START SUPPLIED ENTRIES

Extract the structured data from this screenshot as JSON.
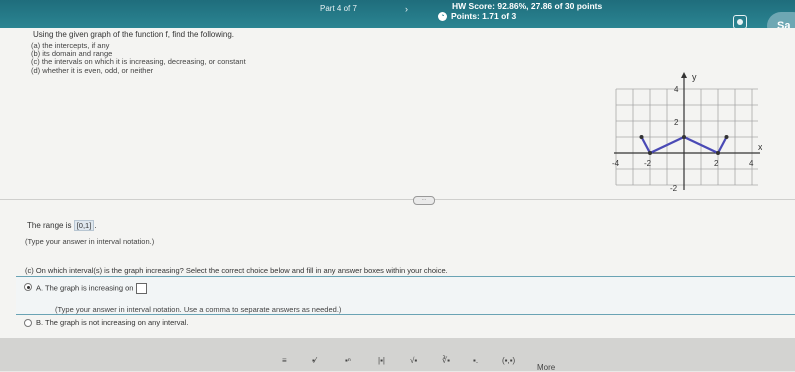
{
  "topbar": {
    "part": "Part 4 of 7",
    "hw_score": "HW Score: 92.86%, 27.86 of 30 points",
    "points": "Points: 1.71 of 3",
    "save": "Sa"
  },
  "question": {
    "prompt": "Using the given graph of the function f, find the following.",
    "parts": [
      "(a) the intercepts, if any",
      "(b) its domain and range",
      "(c) the intervals on which it is increasing, decreasing, or constant",
      "(d) whether it is even, odd, or neither"
    ]
  },
  "graph": {
    "y_label": "y",
    "x_label": "x",
    "tick_labels": {
      "y4": "4",
      "y2": "2",
      "yneg2": "-2",
      "xneg4": "-4",
      "xneg2": "-2",
      "x2": "2",
      "x4": "4"
    },
    "points": [
      [
        -2.5,
        1
      ],
      [
        -2,
        0
      ],
      [
        0,
        1
      ],
      [
        2,
        0
      ],
      [
        2.5,
        1
      ]
    ],
    "line_color": "#4a4ab5"
  },
  "answer": {
    "range_prefix": "The range is",
    "range_value": "[0,1]",
    "range_suffix": ".",
    "type_note": "(Type your answer in interval notation.)",
    "part_c": "(c) On which interval(s) is the graph increasing? Select the correct choice below and fill in any answer boxes within your choice.",
    "choice_a": "A.  The graph is increasing on",
    "choice_a_note": "(Type your answer in interval notation. Use a comma to separate answers as needed.)",
    "choice_b": "B.  The graph is not increasing on any interval."
  },
  "toolbar": {
    "items": [
      "≡",
      "▪⁄",
      "▪ⁿ",
      "|▪|",
      "√▪",
      "∛▪",
      "▪.",
      "(▪,▪)"
    ],
    "more": "More"
  }
}
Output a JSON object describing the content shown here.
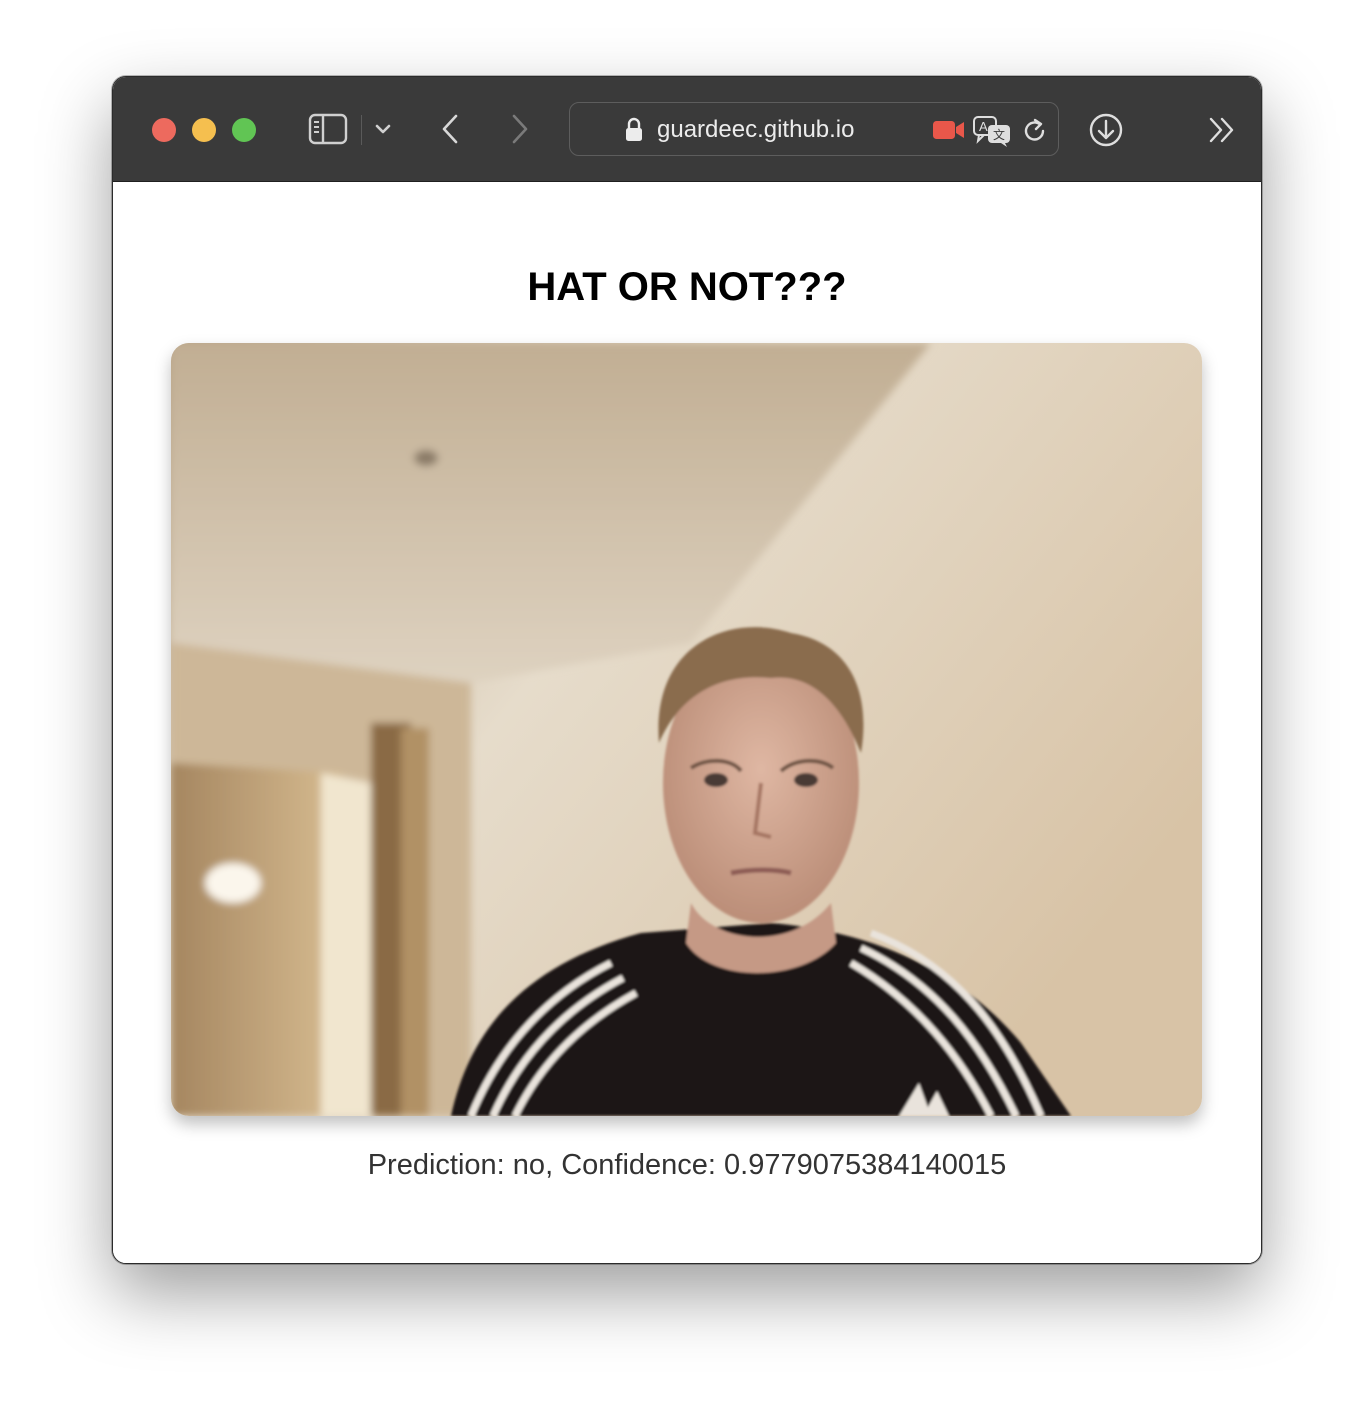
{
  "browser": {
    "address_bar": {
      "url": "guardeec.github.io"
    },
    "icons": {
      "sidebar": "sidebar-icon",
      "dropdown": "chevron-down-icon",
      "back": "chevron-left-icon",
      "forward": "chevron-right-icon",
      "lock": "lock-icon",
      "camera": "camera-icon",
      "translate": "translate-icon",
      "reload": "reload-icon",
      "download": "download-icon",
      "more": "double-chevron-right-icon"
    },
    "colors": {
      "close": "#ed6a5e",
      "minimize": "#f5bf4f",
      "zoom": "#61c554",
      "camera_active": "#e9574a"
    }
  },
  "page": {
    "title": "HAT OR NOT???",
    "prediction_label": "Prediction:",
    "prediction_value": "no",
    "confidence_label": "Confidence:",
    "confidence_value": "0.9779075384140015"
  }
}
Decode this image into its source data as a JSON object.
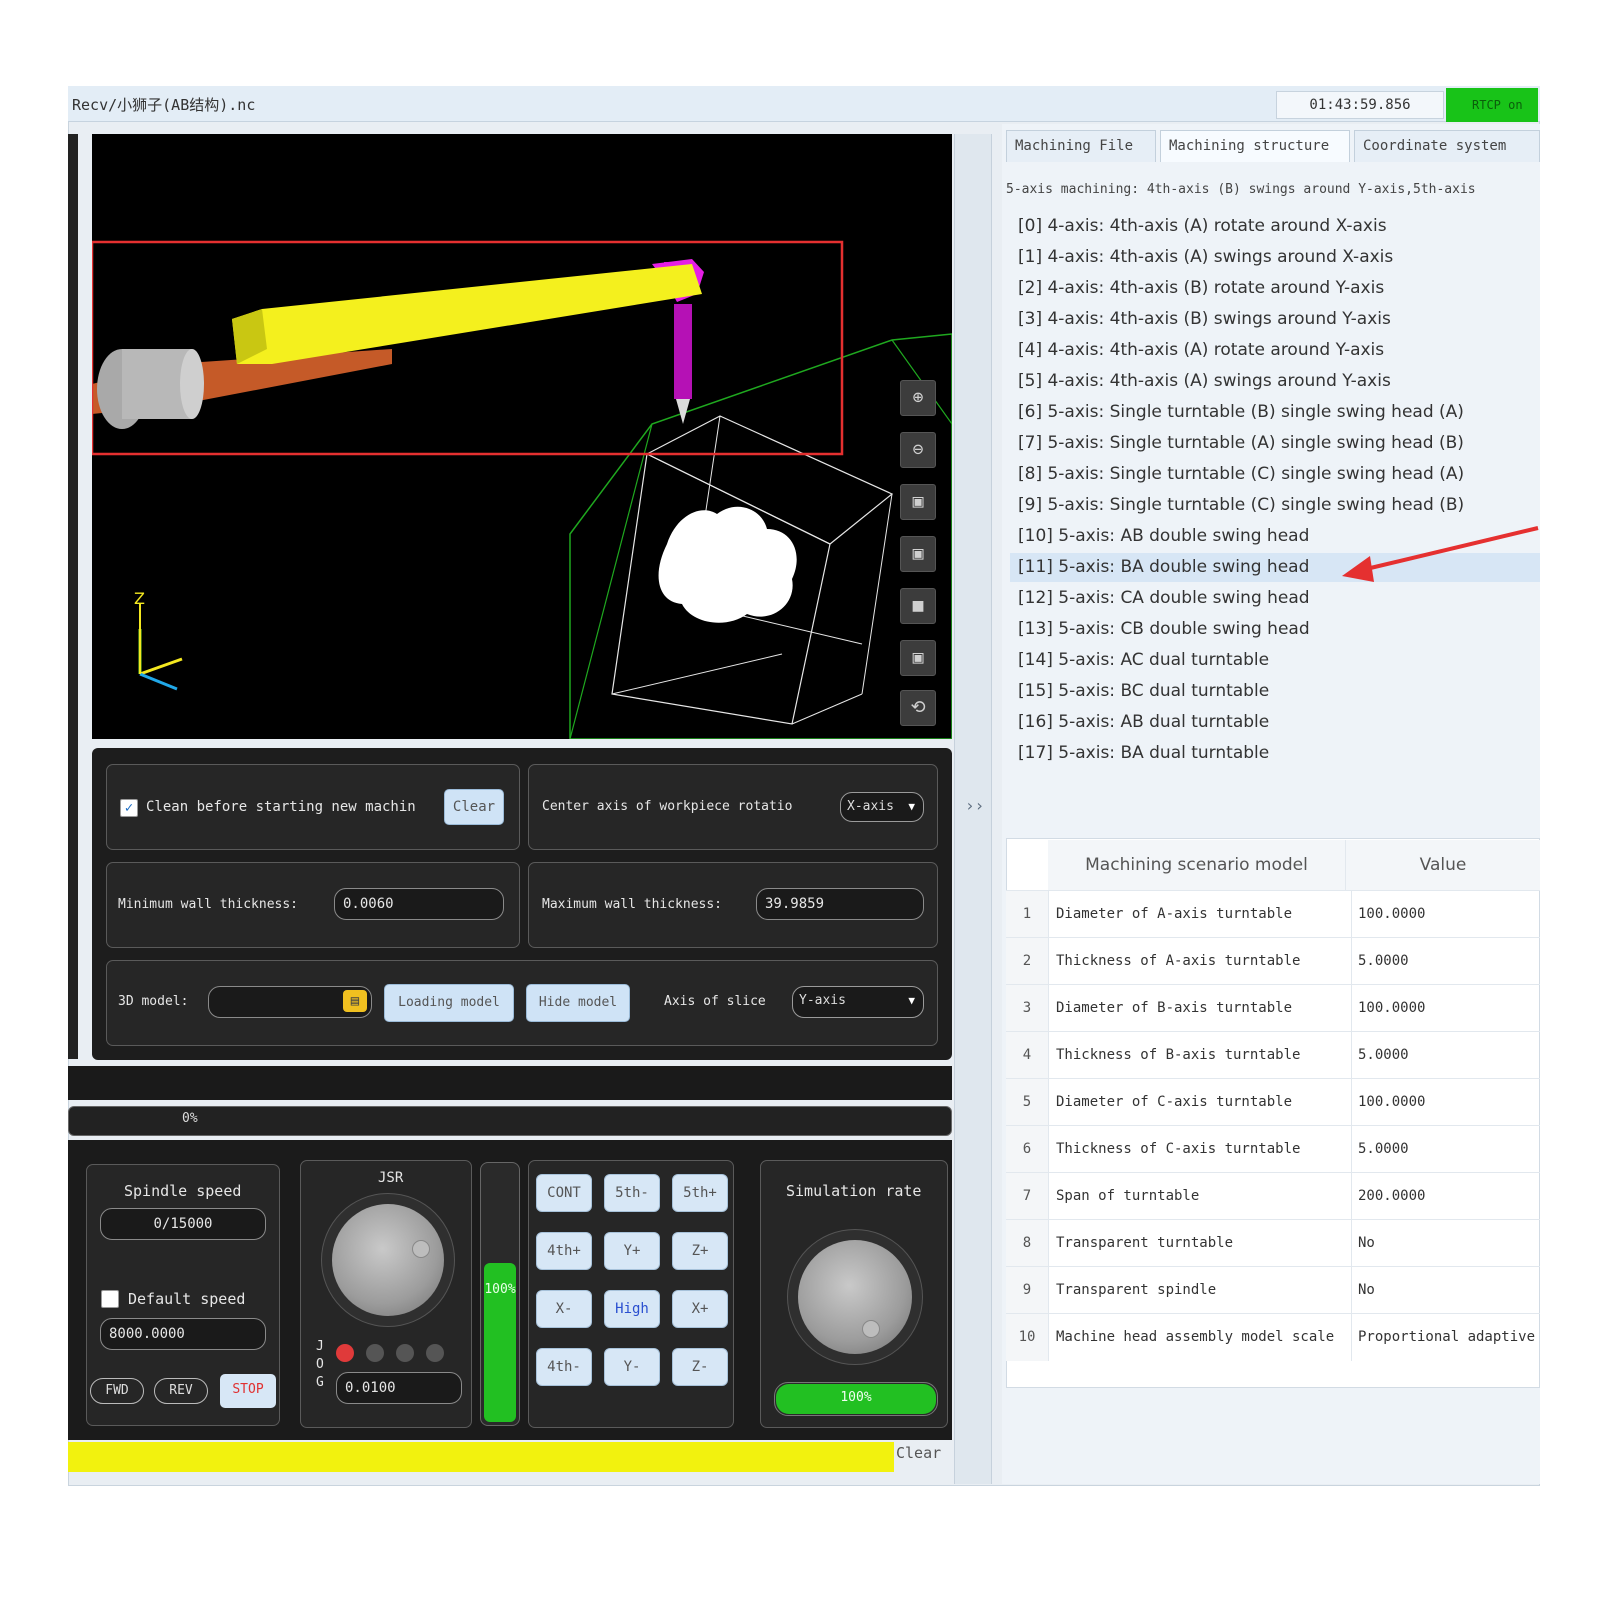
{
  "window": {
    "title": "Recv/小狮子(AB结构).nc",
    "timer": "01:43:59.856",
    "rtcp_label": "RTCP on"
  },
  "viewport": {
    "tools": [
      {
        "name": "zoom-in",
        "glyph": "⊕"
      },
      {
        "name": "zoom-out",
        "glyph": "⊖"
      },
      {
        "name": "view-iso",
        "glyph": "▣"
      },
      {
        "name": "view-front",
        "glyph": "▣"
      },
      {
        "name": "view-top",
        "glyph": "■"
      },
      {
        "name": "view-side",
        "glyph": "▣"
      },
      {
        "name": "reset-view",
        "glyph": "⟲"
      }
    ],
    "axis_label": "Z"
  },
  "controls": {
    "clean_checkbox_label": "Clean before starting new machin",
    "clean_checked": true,
    "clear_button": "Clear",
    "center_axis_label": "Center axis of workpiece rotatio",
    "center_axis_value": "X-axis",
    "min_wall_label": "Minimum wall thickness:",
    "min_wall_value": "0.0060",
    "max_wall_label": "Maximum wall thickness:",
    "max_wall_value": "39.9859",
    "model_label": "3D model:",
    "model_value": "",
    "loading_model_button": "Loading model",
    "hide_model_button": "Hide model",
    "slice_axis_label": "Axis of slice",
    "slice_axis_value": "Y-axis"
  },
  "progress": {
    "text": "0%",
    "value": 0
  },
  "spindle": {
    "title": "Spindle speed",
    "speed_value": "0/15000",
    "default_label": "Default speed",
    "default_checked": false,
    "default_value": "8000.0000",
    "fwd": "FWD",
    "rev": "REV",
    "stop": "STOP"
  },
  "jog": {
    "title": "JSR",
    "side_label_chars": [
      "J",
      "O",
      "G"
    ],
    "step_value": "0.0100",
    "feed_percent": "100%",
    "feed_level": 1.0,
    "leds": [
      "red",
      "gray",
      "gray",
      "gray"
    ]
  },
  "keypad": [
    [
      "CONT",
      "5th-",
      "5th+"
    ],
    [
      "4th+",
      "Y+",
      "Z+"
    ],
    [
      "X-",
      "High",
      "X+"
    ],
    [
      "4th-",
      "Y-",
      "Z-"
    ]
  ],
  "simulation": {
    "title": "Simulation rate",
    "rate": "100%",
    "rate_level": 1.0
  },
  "output": {
    "clear": "Clear"
  },
  "right_panel": {
    "tabs": [
      "Machining File",
      "Machining structure",
      "Coordinate system"
    ],
    "active_tab": 1,
    "description": "5-axis machining: 4th-axis (B) swings around Y-axis,5th-axis",
    "options": [
      "[0] 4-axis: 4th-axis (A) rotate around X-axis",
      "[1] 4-axis: 4th-axis (A) swings around X-axis",
      "[2] 4-axis: 4th-axis (B) rotate around Y-axis",
      "[3] 4-axis: 4th-axis (B) swings around Y-axis",
      "[4] 4-axis: 4th-axis (A) rotate around Y-axis",
      "[5] 4-axis: 4th-axis (A) swings around Y-axis",
      "[6] 5-axis: Single turntable (B) single swing head (A)",
      "[7] 5-axis: Single turntable (A) single swing head (B)",
      "[8] 5-axis: Single turntable (C) single swing head (A)",
      "[9] 5-axis: Single turntable (C) single swing head (B)",
      "[10] 5-axis: AB double swing head",
      "[11] 5-axis: BA double swing head",
      "[12] 5-axis: CA double swing head",
      "[13] 5-axis: CB double swing head",
      "[14] 5-axis: AC dual turntable",
      "[15] 5-axis: BC dual turntable",
      "[16] 5-axis: AB dual turntable",
      "[17] 5-axis: BA dual turntable"
    ],
    "selected_option": 11,
    "table": {
      "headers": [
        "Machining scenario model",
        "Value"
      ],
      "rows": [
        [
          "1",
          "Diameter of A-axis turntable",
          "100.0000"
        ],
        [
          "2",
          "Thickness of A-axis turntable",
          "5.0000"
        ],
        [
          "3",
          "Diameter of B-axis turntable",
          "100.0000"
        ],
        [
          "4",
          "Thickness of B-axis turntable",
          "5.0000"
        ],
        [
          "5",
          "Diameter of C-axis turntable",
          "100.0000"
        ],
        [
          "6",
          "Thickness of C-axis turntable",
          "5.0000"
        ],
        [
          "7",
          "Span of turntable",
          "200.0000"
        ],
        [
          "8",
          "Transparent turntable",
          "No"
        ],
        [
          "9",
          "Transparent spindle",
          "No"
        ],
        [
          "10",
          "Machine head assembly model scale",
          "Proportional adaptive"
        ]
      ]
    }
  },
  "colors": {
    "rtcp_green": "#18c318",
    "highlight_red": "#e53030",
    "feed_green": "#22c022",
    "stop_red": "#e03030",
    "output_yellow": "#f2f20e"
  }
}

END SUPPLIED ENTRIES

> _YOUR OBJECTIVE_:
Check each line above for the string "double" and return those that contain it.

> _TASK ANSWER_:
      "more": "double-chevron-right-icon"
      "[10] 5-axis: AB double swing head",
      "[11] 5-axis: BA double swing head",
      "[12] 5-axis: CA double swing head",
      "[13] 5-axis: CB double swing head",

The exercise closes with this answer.